Grand County High School junior Tyler Herrera went beyond expectations in completing an extra credit project for his English class by building an intricate model of an eighteenth-century whaling ship.
The Essex, an American whaling ship built in 1799, was sunk by a sperm whale in the southern Pacific Ocean in 1820. The crew used the ship’s whaleboats to make a desperate journey to islands off the coast of South America, thousands of miles away. Their supplies depleted and some of them starved to death; others resorted to cannibalism. The gruesome true story was the inspiration for Herman Melville’s classic novel Moby-Dick.
Grand County High School English students read the novel with teacher Josh Cameron, and also learned about the true events behind the story. Cameron offered an optional art project to the class for extra credit.
“When I would look around the classroom I noticed that everyone in the classes had been doing drawing projects and paper art-related projects,” Herrera said. To stand out, he decided to use wood instead, and first thought of carving a wooden whale. Though he only knew a little about wood carving, his dad is passionate about the pursuit and has been making wood sculptures for years. Tyler Herrera pitched the idea to his dad, who suggested making the ship instead, as an undertaking with more “character and depth.”
Tyler Herrera referenced the movie “The Heart of the Sea” and images online to guide the design of the ship. They used a variety of tools to construct and shape the model, including a Dremel tool, hammer, drill, screwdriver and carvers.
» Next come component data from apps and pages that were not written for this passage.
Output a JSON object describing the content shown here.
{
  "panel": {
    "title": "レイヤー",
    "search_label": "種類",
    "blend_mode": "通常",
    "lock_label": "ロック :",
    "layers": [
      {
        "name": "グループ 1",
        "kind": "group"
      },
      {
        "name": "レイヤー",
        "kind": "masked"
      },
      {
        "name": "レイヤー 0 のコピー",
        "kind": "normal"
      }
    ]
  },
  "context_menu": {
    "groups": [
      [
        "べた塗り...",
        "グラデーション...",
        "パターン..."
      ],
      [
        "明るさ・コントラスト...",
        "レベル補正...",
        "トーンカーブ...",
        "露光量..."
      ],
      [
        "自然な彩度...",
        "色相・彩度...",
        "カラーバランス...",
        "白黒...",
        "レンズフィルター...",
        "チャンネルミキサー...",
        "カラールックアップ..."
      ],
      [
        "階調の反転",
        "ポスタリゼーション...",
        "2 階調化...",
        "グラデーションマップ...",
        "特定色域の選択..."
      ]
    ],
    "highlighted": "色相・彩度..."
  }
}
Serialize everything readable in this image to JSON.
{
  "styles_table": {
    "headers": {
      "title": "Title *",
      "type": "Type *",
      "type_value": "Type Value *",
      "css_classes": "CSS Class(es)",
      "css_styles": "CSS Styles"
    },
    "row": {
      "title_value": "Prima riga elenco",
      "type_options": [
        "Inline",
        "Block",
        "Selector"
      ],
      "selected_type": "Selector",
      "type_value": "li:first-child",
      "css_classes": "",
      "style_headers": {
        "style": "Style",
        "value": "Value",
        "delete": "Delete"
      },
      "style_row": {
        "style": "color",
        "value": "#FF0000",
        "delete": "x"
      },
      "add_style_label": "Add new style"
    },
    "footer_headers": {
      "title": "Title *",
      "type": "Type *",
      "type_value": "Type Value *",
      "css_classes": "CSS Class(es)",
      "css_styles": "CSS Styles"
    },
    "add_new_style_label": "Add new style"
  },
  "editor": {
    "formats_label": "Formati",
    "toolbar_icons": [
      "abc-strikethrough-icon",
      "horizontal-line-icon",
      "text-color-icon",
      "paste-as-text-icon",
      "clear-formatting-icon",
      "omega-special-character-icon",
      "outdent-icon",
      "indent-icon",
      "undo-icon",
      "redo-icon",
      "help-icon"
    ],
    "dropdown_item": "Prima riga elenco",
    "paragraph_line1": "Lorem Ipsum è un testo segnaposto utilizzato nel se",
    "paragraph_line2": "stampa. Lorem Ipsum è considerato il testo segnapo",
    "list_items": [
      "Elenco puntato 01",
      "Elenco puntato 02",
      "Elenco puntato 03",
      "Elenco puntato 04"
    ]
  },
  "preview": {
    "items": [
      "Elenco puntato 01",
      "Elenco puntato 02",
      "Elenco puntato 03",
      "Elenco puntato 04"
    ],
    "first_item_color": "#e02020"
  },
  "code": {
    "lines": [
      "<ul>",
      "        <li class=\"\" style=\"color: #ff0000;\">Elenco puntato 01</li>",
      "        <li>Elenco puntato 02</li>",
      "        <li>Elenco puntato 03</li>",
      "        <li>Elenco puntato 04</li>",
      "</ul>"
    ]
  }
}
He’s not sure exactly how many hours it took—he said he and his dad worked on it a few days a week, whenever they had time.
“Working for two months with his father, little by little, Tyler turned his idea into a physical example of the beauty and glory of this American story,” Cameron wrote in a Feb. 7 Facebook post on the Grand County High School page. “Incorporating fine details such as canvas sails, carved seats in the whale boats, a carved taffrail, a helm that spins, and rigging tied by hand, Tyler’s model of The Essex is truly a thing to behold.”
Herrera said the canvas sails and rigging really give the ship character. “Building it made me realize it was not easy to build something like that, especially if it was to scale,” he said.
Herrera said his English class has been great and he appreciates Cameron’s teaching style—he helped his class through Melville’s difficult novel with ongoing summaries of the plot.
“J. Cam makes it super enjoyable with the way that he teaches,” Herrera said. “He just makes life so much easier.”